To do
The output is to match the entries below character for character.

Given entries

*** Block opens ***

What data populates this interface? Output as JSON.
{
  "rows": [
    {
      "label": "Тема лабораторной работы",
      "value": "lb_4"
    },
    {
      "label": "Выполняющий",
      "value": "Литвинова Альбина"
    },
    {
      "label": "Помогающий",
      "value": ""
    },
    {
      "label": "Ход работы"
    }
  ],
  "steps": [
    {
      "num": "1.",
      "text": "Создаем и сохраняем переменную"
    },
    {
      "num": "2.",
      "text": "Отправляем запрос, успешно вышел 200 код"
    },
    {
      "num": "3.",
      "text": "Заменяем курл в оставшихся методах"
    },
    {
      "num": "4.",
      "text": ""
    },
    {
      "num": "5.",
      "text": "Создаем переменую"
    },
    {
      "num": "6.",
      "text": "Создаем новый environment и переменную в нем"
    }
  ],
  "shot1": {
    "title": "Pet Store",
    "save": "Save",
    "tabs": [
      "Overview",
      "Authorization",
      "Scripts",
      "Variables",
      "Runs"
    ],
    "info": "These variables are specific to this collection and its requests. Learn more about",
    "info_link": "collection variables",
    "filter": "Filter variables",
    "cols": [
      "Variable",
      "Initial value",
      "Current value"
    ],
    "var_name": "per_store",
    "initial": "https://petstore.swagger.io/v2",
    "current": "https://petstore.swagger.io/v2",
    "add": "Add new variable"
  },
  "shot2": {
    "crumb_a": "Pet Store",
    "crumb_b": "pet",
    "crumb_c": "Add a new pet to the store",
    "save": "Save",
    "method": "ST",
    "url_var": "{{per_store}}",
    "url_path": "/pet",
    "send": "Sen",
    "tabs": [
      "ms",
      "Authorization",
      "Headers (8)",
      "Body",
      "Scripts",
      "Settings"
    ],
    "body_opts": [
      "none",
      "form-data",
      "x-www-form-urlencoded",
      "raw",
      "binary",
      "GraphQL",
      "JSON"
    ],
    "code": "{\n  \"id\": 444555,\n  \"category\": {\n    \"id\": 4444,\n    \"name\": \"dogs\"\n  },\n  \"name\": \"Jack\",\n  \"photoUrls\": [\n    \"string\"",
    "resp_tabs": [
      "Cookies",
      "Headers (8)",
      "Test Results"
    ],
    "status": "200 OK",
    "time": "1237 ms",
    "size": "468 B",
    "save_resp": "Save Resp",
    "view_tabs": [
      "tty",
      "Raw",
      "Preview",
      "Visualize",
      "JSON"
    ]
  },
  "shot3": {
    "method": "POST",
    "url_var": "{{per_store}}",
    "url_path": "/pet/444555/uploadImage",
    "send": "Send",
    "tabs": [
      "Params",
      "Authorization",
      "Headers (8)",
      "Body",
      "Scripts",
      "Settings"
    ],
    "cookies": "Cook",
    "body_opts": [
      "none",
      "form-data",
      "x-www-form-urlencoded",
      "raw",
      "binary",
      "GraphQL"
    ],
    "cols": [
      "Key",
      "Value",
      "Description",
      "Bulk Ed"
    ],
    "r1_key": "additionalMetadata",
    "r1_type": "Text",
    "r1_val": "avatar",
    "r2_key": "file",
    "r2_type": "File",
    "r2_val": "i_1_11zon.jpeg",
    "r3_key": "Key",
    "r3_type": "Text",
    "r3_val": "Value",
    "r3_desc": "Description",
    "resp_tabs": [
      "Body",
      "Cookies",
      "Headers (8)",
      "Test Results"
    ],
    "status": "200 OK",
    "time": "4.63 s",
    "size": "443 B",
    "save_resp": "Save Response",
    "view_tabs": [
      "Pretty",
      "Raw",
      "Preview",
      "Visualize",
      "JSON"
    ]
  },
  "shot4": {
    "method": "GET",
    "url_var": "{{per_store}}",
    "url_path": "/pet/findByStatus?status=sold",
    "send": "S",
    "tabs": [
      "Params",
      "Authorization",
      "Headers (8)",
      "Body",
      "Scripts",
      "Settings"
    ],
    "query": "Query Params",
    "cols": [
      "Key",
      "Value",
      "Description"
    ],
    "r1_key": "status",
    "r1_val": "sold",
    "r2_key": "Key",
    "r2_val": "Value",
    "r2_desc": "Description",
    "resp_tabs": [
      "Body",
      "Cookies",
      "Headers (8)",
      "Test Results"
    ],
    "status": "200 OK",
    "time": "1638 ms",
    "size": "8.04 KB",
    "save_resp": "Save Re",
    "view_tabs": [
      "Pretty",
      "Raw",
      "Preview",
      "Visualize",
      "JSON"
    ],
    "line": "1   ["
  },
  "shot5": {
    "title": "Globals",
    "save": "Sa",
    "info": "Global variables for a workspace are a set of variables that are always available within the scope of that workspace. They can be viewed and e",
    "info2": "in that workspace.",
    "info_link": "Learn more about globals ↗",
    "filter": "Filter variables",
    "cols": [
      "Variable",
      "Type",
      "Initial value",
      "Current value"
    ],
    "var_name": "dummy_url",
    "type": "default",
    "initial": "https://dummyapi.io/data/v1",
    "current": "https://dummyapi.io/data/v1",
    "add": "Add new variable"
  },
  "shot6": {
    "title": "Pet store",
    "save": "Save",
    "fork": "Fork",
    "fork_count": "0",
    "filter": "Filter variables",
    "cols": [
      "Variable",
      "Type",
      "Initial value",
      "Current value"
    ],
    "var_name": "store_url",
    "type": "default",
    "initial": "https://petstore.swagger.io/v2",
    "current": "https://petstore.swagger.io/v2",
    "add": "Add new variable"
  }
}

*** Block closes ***

Your solution
What data populates this interface? Output as JSON.
{
  "rows": [
    {
      "label": "Тема лабораторной работы",
      "value": "lb_4"
    },
    {
      "label": "Выполняющий",
      "value": "Литвинова Альбина"
    },
    {
      "label": "Помогающий",
      "value": ""
    },
    {
      "label": "Ход работы"
    }
  ],
  "steps": [
    {
      "num": "1.",
      "text": "Создаем и сохраняем переменную"
    },
    {
      "num": "2.",
      "text": "Отправляем запрос, успешно вышел 200 код"
    },
    {
      "num": "3.",
      "text": "Заменяем курл в оставшихся методах"
    },
    {
      "num": "4.",
      "text": ""
    },
    {
      "num": "5.",
      "text": "Создаем переменую"
    },
    {
      "num": "6.",
      "text": "Создаем новый environment и переменную в нем"
    }
  ],
  "shot1": {
    "title": "Pet Store",
    "save": "Save",
    "tabs": [
      "Overview",
      "Authorization",
      "Scripts",
      "Variables",
      "Runs"
    ],
    "info": "These variables are specific to this collection and its requests. Learn more about",
    "info_link": "collection variables",
    "filter": "Filter variables",
    "cols": [
      "Variable",
      "Initial value",
      "Current value"
    ],
    "var_name": "per_store",
    "initial": "https://petstore.swagger.io/v2",
    "current": "https://petstore.swagger.io/v2",
    "add": "Add new variable"
  },
  "shot2": {
    "crumb_a": "Pet Store",
    "crumb_b": "pet",
    "crumb_c": "Add a new pet to the store",
    "save": "Save",
    "method": "ST",
    "url_var": "{{per_store}}",
    "url_path": "/pet",
    "send": "Sen",
    "tabs": [
      "ms",
      "Authorization",
      "Headers (8)",
      "Body",
      "Scripts",
      "Settings"
    ],
    "body_opts": [
      "none",
      "form-data",
      "x-www-form-urlencoded",
      "raw",
      "binary",
      "GraphQL",
      "JSON"
    ],
    "code": "{\n  \"id\": 444555,\n  \"category\": {\n    \"id\": 4444,\n    \"name\": \"dogs\"\n  },\n  \"name\": \"Jack\",\n  \"photoUrls\": [\n    \"string\"",
    "resp_tabs": [
      "Cookies",
      "Headers (8)",
      "Test Results"
    ],
    "status": "200 OK",
    "time": "1237 ms",
    "size": "468 B",
    "save_resp": "Save Resp",
    "view_tabs": [
      "tty",
      "Raw",
      "Preview",
      "Visualize",
      "JSON"
    ]
  },
  "shot3": {
    "method": "POST",
    "url_var": "{{per_store}}",
    "url_path": "/pet/444555/uploadImage",
    "send": "Send",
    "tabs": [
      "Params",
      "Authorization",
      "Headers (8)",
      "Body",
      "Scripts",
      "Settings"
    ],
    "cookies": "Cook",
    "body_opts": [
      "none",
      "form-data",
      "x-www-form-urlencoded",
      "raw",
      "binary",
      "GraphQL"
    ],
    "cols": [
      "Key",
      "Value",
      "Description",
      "Bulk Ed"
    ],
    "r1_key": "additionalMetadata",
    "r1_type": "Text",
    "r1_val": "avatar",
    "r2_key": "file",
    "r2_type": "File",
    "r2_val": "i_1_11zon.jpeg",
    "r3_key": "Key",
    "r3_type": "Text",
    "r3_val": "Value",
    "r3_desc": "Description",
    "resp_tabs": [
      "Body",
      "Cookies",
      "Headers (8)",
      "Test Results"
    ],
    "status": "200 OK",
    "time": "4.63 s",
    "size": "443 B",
    "save_resp": "Save Response",
    "view_tabs": [
      "Pretty",
      "Raw",
      "Preview",
      "Visualize",
      "JSON"
    ]
  },
  "shot4": {
    "method": "GET",
    "url_var": "{{per_store}}",
    "url_path": "/pet/findByStatus?status=sold",
    "send": "S",
    "tabs": [
      "Params",
      "Authorization",
      "Headers (8)",
      "Body",
      "Scripts",
      "Settings"
    ],
    "query": "Query Params",
    "cols": [
      "Key",
      "Value",
      "Description"
    ],
    "r1_key": "status",
    "r1_val": "sold",
    "r2_key": "Key",
    "r2_val": "Value",
    "r2_desc": "Description",
    "resp_tabs": [
      "Body",
      "Cookies",
      "Headers (8)",
      "Test Results"
    ],
    "status": "200 OK",
    "time": "1638 ms",
    "size": "8.04 KB",
    "save_resp": "Save Re",
    "view_tabs": [
      "Pretty",
      "Raw",
      "Preview",
      "Visualize",
      "JSON"
    ],
    "line": "1   ["
  },
  "shot5": {
    "title": "Globals",
    "save": "Sa",
    "info": "Global variables for a workspace are a set of variables that are always available within the scope of that workspace. They can be viewed and e",
    "info2": "in that workspace.",
    "info_link": "Learn more about globals ↗",
    "filter": "Filter variables",
    "cols": [
      "Variable",
      "Type",
      "Initial value",
      "Current value"
    ],
    "var_name": "dummy_url",
    "type": "default",
    "initial": "https://dummyapi.io/data/v1",
    "current": "https://dummyapi.io/data/v1",
    "add": "Add new variable"
  },
  "shot6": {
    "title": "Pet store",
    "save": "Save",
    "fork": "Fork",
    "fork_count": "0",
    "filter": "Filter variables",
    "cols": [
      "Variable",
      "Type",
      "Initial value",
      "Current value"
    ],
    "var_name": "store_url",
    "type": "default",
    "initial": "https://petstore.swagger.io/v2",
    "current": "https://petstore.swagger.io/v2",
    "add": "Add new variable"
  }
}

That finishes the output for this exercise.